WHAT was striking about David Cameron’s reshuffle was its unanimity. This was a rare instance where a Prime Minister could put his own stamp on his government without having to weigh up the balance of power between Eurosceptics and Europhiles, the competing agendas of Blairites and Brownites or, more recently, the delicacy of the relationship between Tories and Liberal Democrats.
Mr Cameron will never have a better chance to assert his authority – future Cabinet reshuffles will be necessitated by either resignation or dismissal because of poor performance – and he has taken time to pick a team well-suited to the challenges ahead. For example, John Whittingdale, the new Culture Secretary, can be assured of driving a hard bargain with the BBC over its charter renewal.

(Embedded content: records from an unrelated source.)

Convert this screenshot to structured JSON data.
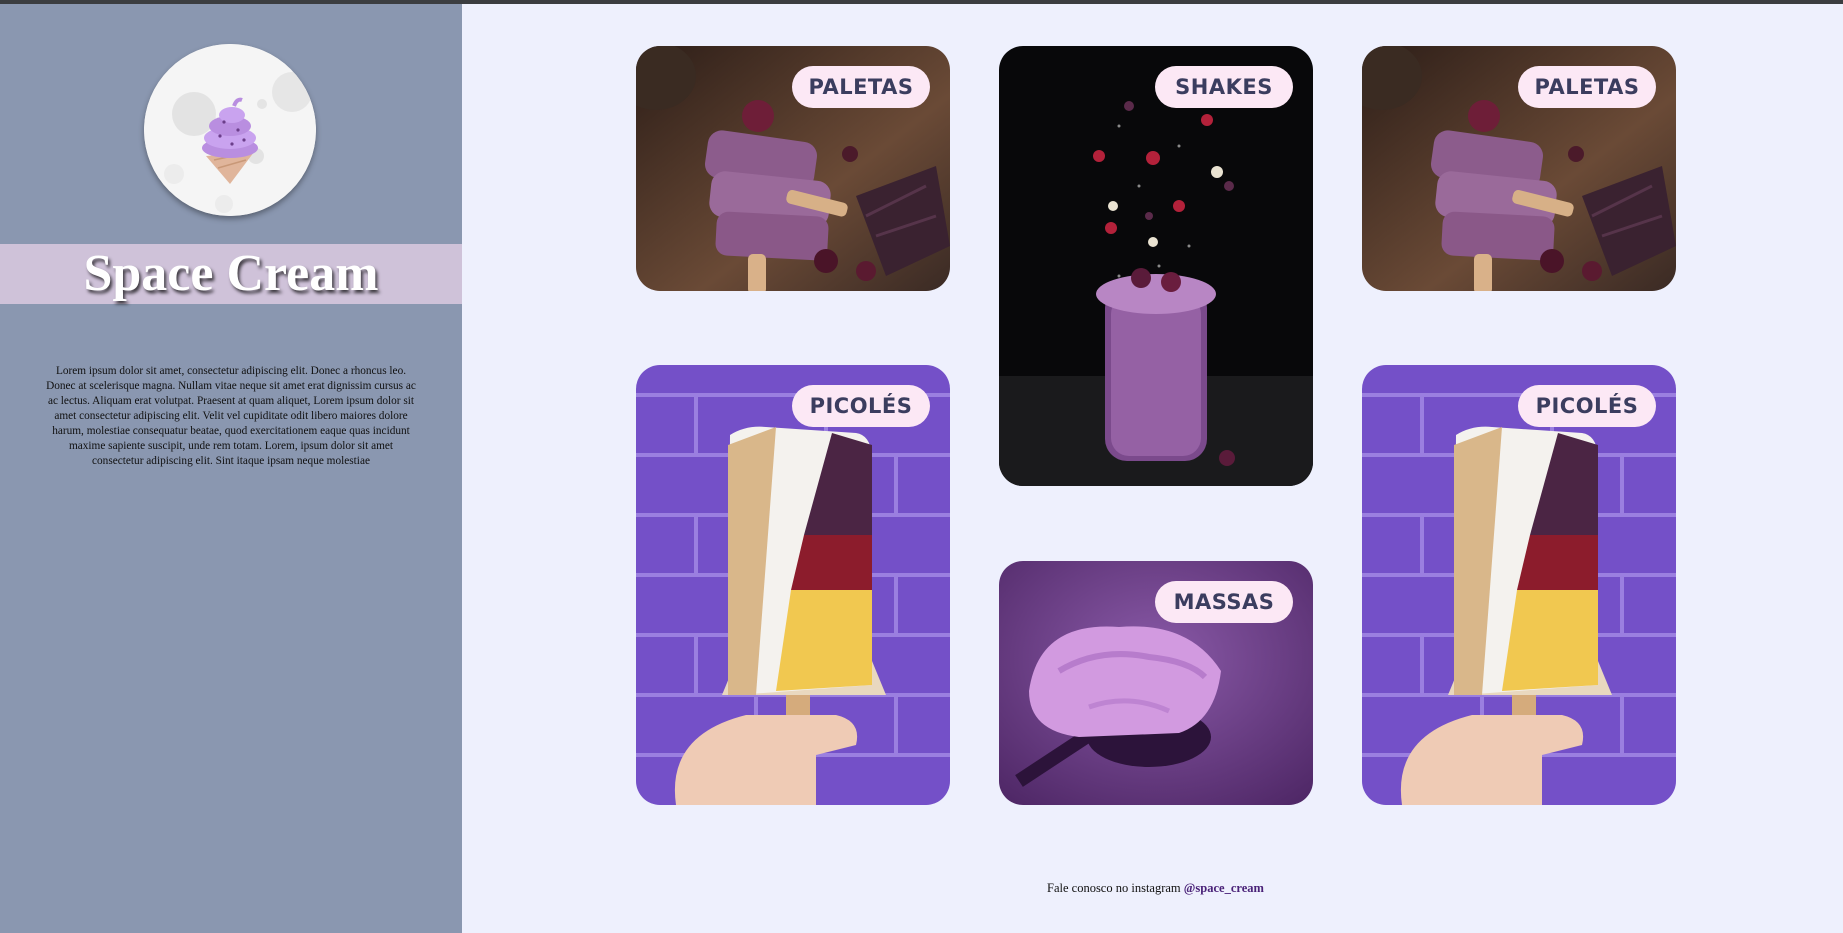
{
  "brand": {
    "name": "Space Cream",
    "description": "Lorem ipsum dolor sit amet, consectetur adipiscing elit. Donec a rhoncus leo. Donec at scelerisque magna. Nullam vitae neque sit amet erat dignissim cursus ac ac lectus. Aliquam erat volutpat. Praesent at quam aliquet, Lorem ipsum dolor sit amet consectetur adipiscing elit. Velit vel cupiditate odit libero maiores dolore harum, molestiae consequatur beatae, quod exercitationem eaque quas incidunt maxime sapiente suscipit, unde rem totam. Lorem, ipsum dolor sit amet consectetur adipiscing elit. Sint itaque ipsam neque molestiae"
  },
  "categories": [
    {
      "label": "PALETAS",
      "image": "stacked-purple-popsicles"
    },
    {
      "label": "SHAKES",
      "image": "purple-shake-jar"
    },
    {
      "label": "PALETAS",
      "image": "stacked-purple-popsicles"
    },
    {
      "label": "PICOLÉS",
      "image": "popsicle-brick-wall"
    },
    {
      "label": "MASSAS",
      "image": "ice-cream-scoop"
    },
    {
      "label": "PICOLÉS",
      "image": "popsicle-brick-wall"
    }
  ],
  "footer": {
    "text": "Fale conosco no instagram",
    "instagram_handle": "@space_cream"
  },
  "colors": {
    "sidebar": "#8a97b0",
    "title_band": "#cfc2d9",
    "page_background": "#eef0fd",
    "pill_background": "#fce8f5",
    "pill_text": "#3b3d5f",
    "link": "#4a2278"
  }
}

The contrast with those Labour politicians fighting like proverbial ferrets in the sack could not be greater. Not only has Mr Cameron opted for continuity, most notably George Osborne, Theresa May and Iain Duncan Smith at the Treasury, Home Office and Department of Work and Pensions respectively, but his dynamic new Cabinet is far more representative of contemporary society. Not only has he been able to promote a number of female Ministers on merit to counter the image of the Tories as a “pale, male and grey” party, but Sajid Javid – the Business Secretary – is the self-made son of an immigrant bus driver while Robert Halfon, the new party vice-chairman, walks on crutches as a result of cerebral palsy. However his disability did not prevent him from becoming a powerful advocate for blue collar voters – his campaigning is one reason why fuel duty was frozen during the last Parliament.

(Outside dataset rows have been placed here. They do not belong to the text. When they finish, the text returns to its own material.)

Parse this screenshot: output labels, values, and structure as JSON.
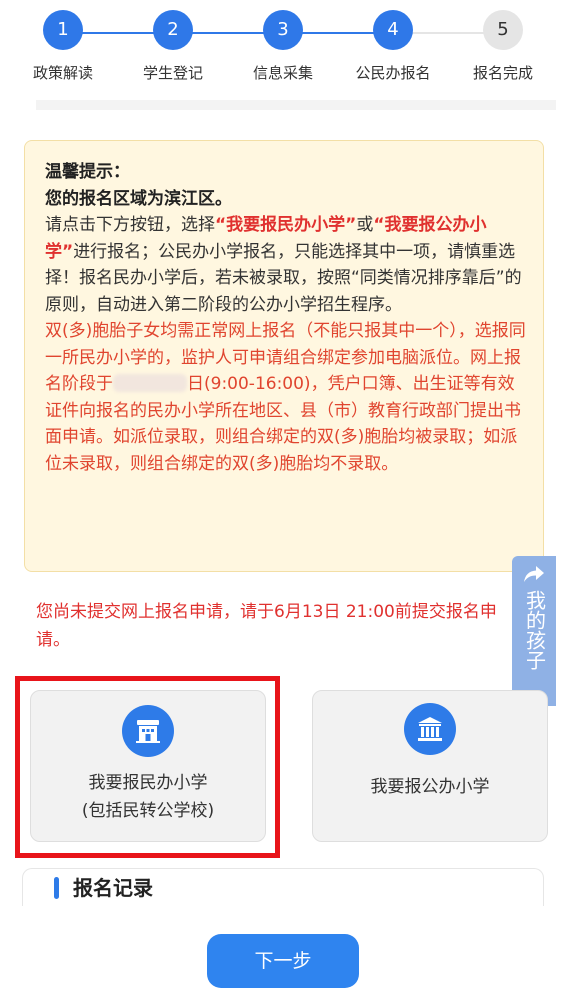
{
  "steps": [
    {
      "num": "1",
      "label": "政策解读"
    },
    {
      "num": "2",
      "label": "学生登记"
    },
    {
      "num": "3",
      "label": "信息采集"
    },
    {
      "num": "4",
      "label": "公民办报名"
    },
    {
      "num": "5",
      "label": "报名完成"
    }
  ],
  "notice": {
    "heading": "温馨提示：",
    "region": "您的报名区域为滨江区。",
    "p1_a": "请点击下方按钮，选择",
    "p1_private": "“我要报民办小学”",
    "p1_or": "或",
    "p1_public": "“我要报公办小学”",
    "p1_b": "进行报名；公民办小学报名，只能选择其中一项，请慎重选择！报名民办小学后，若未被录取，按照“同类情况排序靠后”的原则，自动进入第二阶段的公办小学招生程序。",
    "p2_a": "双(多)胞胎子女均需正常网上报名（不能只报其中一个），选报同一所民办小学的，监护人可申请组合绑定参加电脑派位。网上报名阶段于",
    "p2_b": "日(9:00-16:00)，凭户口簿、出生证等有效证件向报名的民办小学所在地区、县（市）教育行政部门提出书面申请。如派位录取，则组合绑定的双(多)胞胎均被录取；如派位未录取，则组合绑定的双(多)胞胎均不录取。"
  },
  "warning": "您尚未提交网上报名申请，请于6月13日 21:00前提交报名申请。",
  "float_tab": {
    "label": "我的孩子"
  },
  "options": {
    "private_line1": "我要报民办小学",
    "private_line2": "(包括民转公学校)",
    "public_label": "我要报公办小学"
  },
  "record": {
    "title": "报名记录"
  },
  "next_button": "下一步",
  "colors": {
    "accent": "#2f78e8",
    "warning": "#e0312f",
    "highlight_frame": "#e8141a"
  }
}
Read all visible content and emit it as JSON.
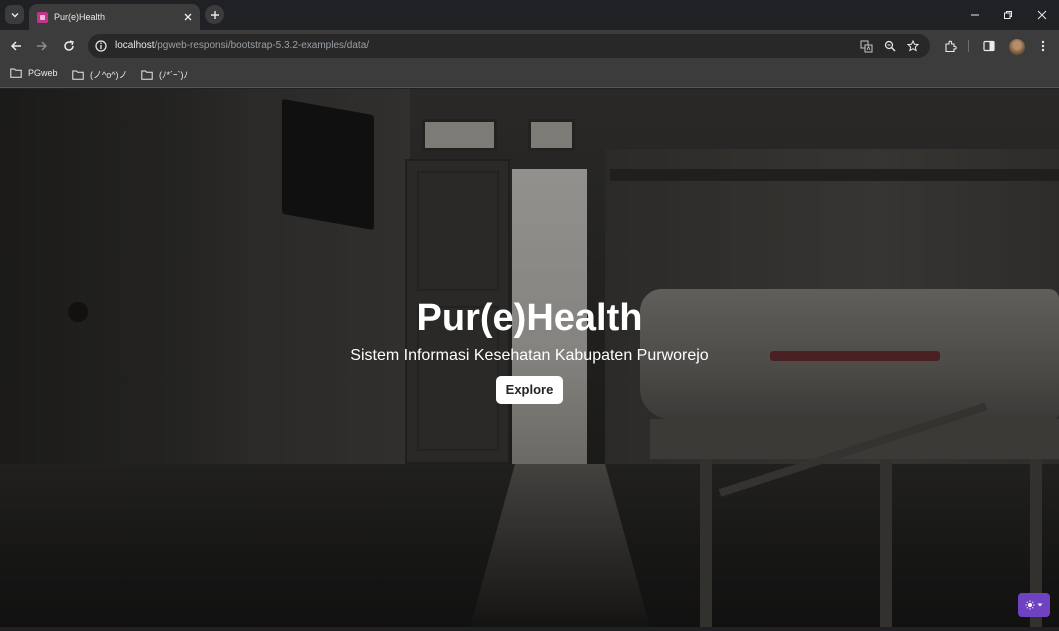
{
  "browser": {
    "tab": {
      "title": "Pur(e)Health",
      "favicon": "page-favicon",
      "accent": "#c2368a"
    },
    "url": {
      "host": "localhost",
      "path": "/pgweb-responsi/bootstrap-5.3.2-examples/data/"
    },
    "icons": [
      "tab-search-icon",
      "close-icon",
      "plus-icon",
      "minimize-icon",
      "restore-icon",
      "close-window-icon",
      "back-icon",
      "forward-icon",
      "reload-icon",
      "info-icon",
      "translate-icon",
      "zoom-icon",
      "star-icon",
      "extensions-icon",
      "side-panel-icon",
      "avatar",
      "menu-icon"
    ]
  },
  "bookmarks": [
    {
      "label": "PGweb"
    },
    {
      "label": "(ノ^o^)ノ"
    },
    {
      "label": "(ﾉ*´ｰ`)ﾉ"
    }
  ],
  "hero": {
    "title": "Pur(e)Health",
    "subtitle": "Sistem Informasi Kesehatan Kabupaten Purworejo",
    "button": "Explore"
  },
  "theme_toggle": {
    "icon": "sun-icon",
    "color": "#6f42c1"
  }
}
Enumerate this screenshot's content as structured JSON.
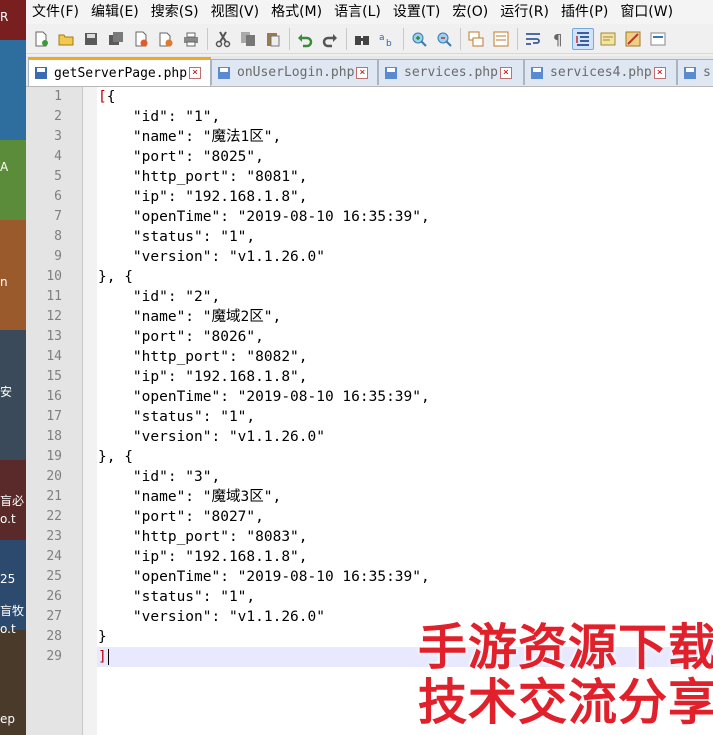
{
  "menu": [
    "文件(F)",
    "编辑(E)",
    "搜索(S)",
    "视图(V)",
    "格式(M)",
    "语言(L)",
    "设置(T)",
    "宏(O)",
    "运行(R)",
    "插件(P)",
    "窗口(W)"
  ],
  "toolbar": {
    "icons": [
      "new-file-icon",
      "open-file-icon",
      "save-icon",
      "save-all-icon",
      "close-icon",
      "close-all-icon",
      "print-icon",
      "cut-icon",
      "copy-icon",
      "paste-icon",
      "undo-icon",
      "redo-icon",
      "find-icon",
      "replace-icon",
      "zoom-in-icon",
      "zoom-out-icon",
      "sync-vertical-icon",
      "sync-horizontal-icon",
      "word-wrap-icon",
      "show-all-chars-icon",
      "indent-guide-icon",
      "doc-map-icon",
      "function-list-icon",
      "folder-workspace-icon"
    ]
  },
  "tabs": [
    {
      "label": "getServerPage.php",
      "active": true
    },
    {
      "label": "onUserLogin.php",
      "active": false
    },
    {
      "label": "services.php",
      "active": false
    },
    {
      "label": "services4.php",
      "active": false
    },
    {
      "label": "s",
      "active": false
    }
  ],
  "editor": {
    "lines": [
      "[{",
      "    \"id\": \"1\",",
      "    \"name\": \"魔法1区\",",
      "    \"port\": \"8025\",",
      "    \"http_port\": \"8081\",",
      "    \"ip\": \"192.168.1.8\",",
      "    \"openTime\": \"2019-08-10 16:35:39\",",
      "    \"status\": \"1\",",
      "    \"version\": \"v1.1.26.0\"",
      "}, {",
      "    \"id\": \"2\",",
      "    \"name\": \"魔域2区\",",
      "    \"port\": \"8026\",",
      "    \"http_port\": \"8082\",",
      "    \"ip\": \"192.168.1.8\",",
      "    \"openTime\": \"2019-08-10 16:35:39\",",
      "    \"status\": \"1\",",
      "    \"version\": \"v1.1.26.0\"",
      "}, {",
      "    \"id\": \"3\",",
      "    \"name\": \"魔域3区\",",
      "    \"port\": \"8027\",",
      "    \"http_port\": \"8083\",",
      "    \"ip\": \"192.168.1.8\",",
      "    \"openTime\": \"2019-08-10 16:35:39\",",
      "    \"status\": \"1\",",
      "    \"version\": \"v1.1.26.0\"",
      "}",
      "]"
    ],
    "current_line": 29
  },
  "watermark": {
    "line1": "手游资源下载",
    "line2": "技术交流分享"
  },
  "desktop_strip": {
    "texts": [
      "R",
      "A",
      "n",
      "安",
      "盲必",
      "o.t",
      "25",
      "盲牧",
      "o.t",
      "ep"
    ]
  },
  "colors": {
    "bracket": "#c00000",
    "active_tab_accent": "#f5a623",
    "current_line": "#e8e8ff",
    "watermark": "#e0202a"
  }
}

The significance of such promotions should not be overshadowed by the Boris Johnson circus. If there is one regret, it is the absence of a strong Yorkshire representation at the top table. That said, Mr Cameron has said he wants every Minister to speak up for this region – it is up to the PM to ensure that this now becomes the case.
Labour’s lessons as Dan Jarvis puts family first

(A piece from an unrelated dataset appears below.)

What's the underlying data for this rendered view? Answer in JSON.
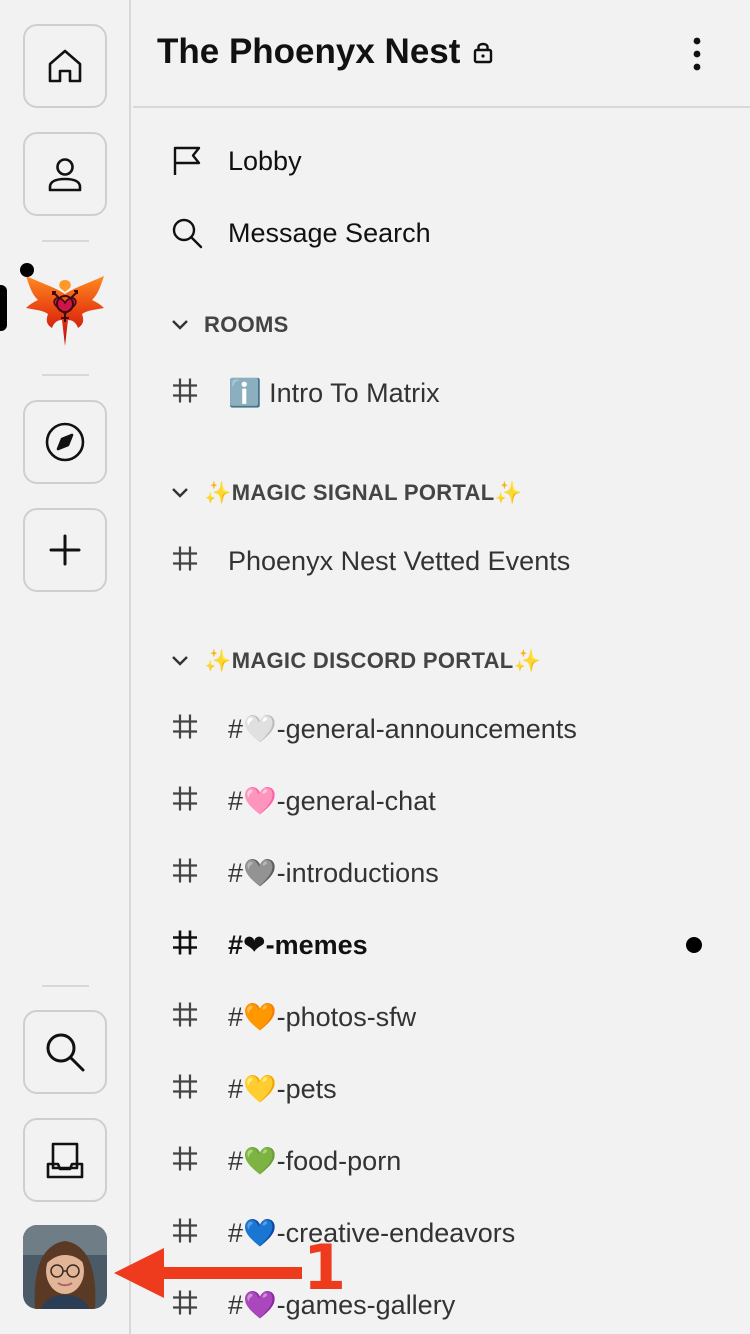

THE LABOUR leadership clearly weighed heavily on the shoulders of Dan Jarvis before he took the courageous decision not to join the race to succeed Ed Miliband because he wants to devote sufficient time to his young children after their mother Caroline died from cancer at a tragically young age. “I don’t want them to lose their dad,” he wrote with great poignancy.
Yet, while the Opposition would have benefitted from the wisdom of a leader who has his feet firmly on the ground, the Barnsley Central MP’s critique of the election result does offer Labour a template for the future.
Mr Jarvis makes two fundamental points. First, he says Labour “failed to tap into people’s aspirations with a sufficiently optimistic vision” – further proof of the Miliband team’s class warfare and hostility towards those determined to make their own way in the world. This anti-business approach explains the scathing resignation of Lord Sugar, the entrepreneur behind television’s The Apprentice. Second, the Yorkshire MP has admitted that the Labour government did overspend prior to 2007 and has to admit to this failing before it has any chance of moving forward.
Yet, in calling for a fundamental reassessment of how Labour connects with the voters, Mr Jarvis was too modest to make this point. His previous career in the Army means that he approaches politics from a different perspective.
Contrast this with those likely leadership contenders who are career politicians with so little experience of the private sector – the businesses that make the country tick. And, until this changes, Labour will be on the back foot when it comes to trust and credibility.
A lovable rogue: the ‘party prince’ in New Zealand
NOW that Prince Harry has been demoted to fourth in line to the throne following the birth of his niece Princess Charlotte, he will find it harder to shed the “party prince” tag that he appears to have inherited from the Duke of York.
Yet, while Harry is clearly in his element in New Zealand where he has been creating the impression of a lovable rogue at ease with himself, such tours are likely to become de rigueur for him as he leaves the Army and extends his Royal duties.
He will clearly be an asset as the Queen and Duke of Edinburgh scale back on their hectic schedule; he has, with growing maturity, already become a fine ambassador for the Royal family as the burden of responsibility passes to a new generation and his impishness resonates with many. Long may this continue to be the case.